A day late and… a day late. I've got nothing. It was bound to happen sooner or later, that a weekly edition of The Listening Room would slip from Monday to Tuesday. I have a good excuse this week. You can read my excuse and consider it a supplement to this very installment of The Listening Room. Your compliance is appreciated.
These may not be the best songs ever, they may not even be our favorites, but they kept us entertained last week. You could do worse than to try a few of them out and see what they do for you.
DJRadiohead: "Psychotic Breakdown" from Degradation Trip Vol. 1 & 2 by Jerry Cantrell
I guess that tells you everything you need to know about my mental state of the last week then, doesn't it? Alice in Chains fans know how much Jerry Cantrell meant to the sound of the band, but it is almost scary to listen to tracks like this. Jerry will never be able to fully summon Layne Staley's vocal powers, but he can mimic them a bit and he does on this song. Layne's energy is certainly lurking here and Jerry has rarely sounded better. His layered, detuned vocals and detuned guitars have an integrity and power the nu-metal clones that followed never got right. "Psychotic Breakdown" would have been hugely popular if it had appeared on an AiC record.
Mark Saleski: "Rehab" from Back To Black by Amy Winehouse.
I've had two musical whiplash experiences recently caused by seeing performances on the television. The first was due to Lily Allen and her appearance on Saturday Night Live. She played "Smile" and my reaction was something like: What The Hell Was THAT?!
Similarly, I caught Amy Winehouse on David Letterman's Late Show.
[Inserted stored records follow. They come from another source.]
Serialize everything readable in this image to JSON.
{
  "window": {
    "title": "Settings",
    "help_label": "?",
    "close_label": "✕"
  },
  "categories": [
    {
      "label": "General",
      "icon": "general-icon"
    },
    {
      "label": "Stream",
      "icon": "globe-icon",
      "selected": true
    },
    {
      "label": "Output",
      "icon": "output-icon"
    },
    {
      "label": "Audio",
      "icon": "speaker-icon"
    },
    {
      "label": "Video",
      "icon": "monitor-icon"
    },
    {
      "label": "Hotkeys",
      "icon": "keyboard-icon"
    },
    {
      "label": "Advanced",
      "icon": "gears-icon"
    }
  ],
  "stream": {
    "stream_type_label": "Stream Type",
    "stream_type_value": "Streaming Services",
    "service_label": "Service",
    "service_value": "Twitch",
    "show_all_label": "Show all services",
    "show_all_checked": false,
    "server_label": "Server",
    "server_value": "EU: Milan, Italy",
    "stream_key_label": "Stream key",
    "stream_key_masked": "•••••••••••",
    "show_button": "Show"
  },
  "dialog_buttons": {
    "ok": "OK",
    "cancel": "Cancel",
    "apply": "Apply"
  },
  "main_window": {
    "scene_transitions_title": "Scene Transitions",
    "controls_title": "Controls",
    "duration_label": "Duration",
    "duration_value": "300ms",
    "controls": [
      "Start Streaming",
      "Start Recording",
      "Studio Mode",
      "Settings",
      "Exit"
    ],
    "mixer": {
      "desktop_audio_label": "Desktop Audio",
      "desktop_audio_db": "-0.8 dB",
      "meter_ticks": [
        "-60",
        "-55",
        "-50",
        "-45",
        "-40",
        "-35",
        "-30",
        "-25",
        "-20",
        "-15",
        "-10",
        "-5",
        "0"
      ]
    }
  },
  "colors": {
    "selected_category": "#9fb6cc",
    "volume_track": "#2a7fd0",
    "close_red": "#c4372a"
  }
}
Out comes a woman with a straight-lined dress, heels, giant hair and mega-makeup. I have no idea what this is going to sound like. She launches into "Rehab" and I am transfixed. With a big 'ole horn section and backup singers, Winehouse sounds like the evil side of Diana Ross. Or Something.
Michael Jones: "Sowing Season" from The Devil and God are raging inside me. by Brand New
For weeks I'd been staring at this interesting looking cd cover, only to shake my head and decide not to purchase it. I'd never heard of the band, you see, and buying it simply because I thought the cover was interesting… weird, right? Eventually, I caved (the relatively low price helped) and bought it. I'm so glad I did.
The music enwrapped in the artwork has turned out to be one of the best I've heard so far, this year. Dark lyrics, gorgeous melodies that rise and fall at the whim of whatever emotion the song is trying to channel, all serve to make this a complicated and complete album. That's a rare word, these days.
"Sowing Season" starts off with this slow and melancholy give and take with the vocals and a soft guitar melody, only to explode into this heavy crunch of emotion and sound. Sure, there is nothing new about having dynamics in a song, but such things are standards because they truly work when they're done correctly. Brand New, on "Sowing Season," without a doubt, has it down pat. Just a killer opening track to a wonderful album.
Ian Woolstencroft "Innocent Days" from Last of the Runaways by Giant
This is a prime slice of classic 80’s hard rock, all big guitars and big choruses (not to mention big hair). At it's heart is Dann Huff, providing both screeching guitar and emotive vocals.
Picking a track from Giant’s debut wasn’t easy, it’s packed full of great songs but this one kind of summed up my feelings. This album and others like it were the soundtrack to my late teens/early twenties, a time when anything seemed possible. “These are the innocent days” sings Dann Huff and you know what? He was right.
So I'm not sure if this really qualifies for The Listening Room or not, but this week an amazing show from Rock and Roll Hall Of Fame inductee Patti Smith was added over at Wolfgang's Vault, and I can't stop listening to it.
Starting off with an incredible reading of "Land" from Horses that segues seamlessly into "Land of 1000 Dances", Patti and the boys are extremely loose throughout this two hour set. The best parts come toward the middle with a four song sweep that begins with "Dancing Barefoot," moves quickly through "Space Monkey" and "Privilege" from Easter and then winds up with a ferocious "25th Floor," which finds the band sounding particularly muscular. There are also several choice covers here, ranging from John Lennon's "Cold Turkey" to the Yardbirds "For Your Love" (with Lenny Kaye on lead vocals!). The Patti Smith Group of this period was renowned for it's live performances, and this one is no exception.
By the time I finish reviewing a CD, I usually have one or two songs that I keep coming back to over the next few days and weeks. The most recent is Michelle Mangione's "Prisoner of War." The song begins minimally with an acoustic guitar and Mangione's voice, backed with a little bit of accordion. As the song shifts into the chorus, a little percussion is added, and then electric guitar. The build-up of instrumentation is classic acoustic pop-rock, and it does a good job of following the lyrical ebbs and flows. Every time this song comes around on shuffle, my ears perk up and I can't stop bobbing my head along with the beat. The whole album is good, but for some reason the combination of lyrics and music keeps drawing me back to this track in particular.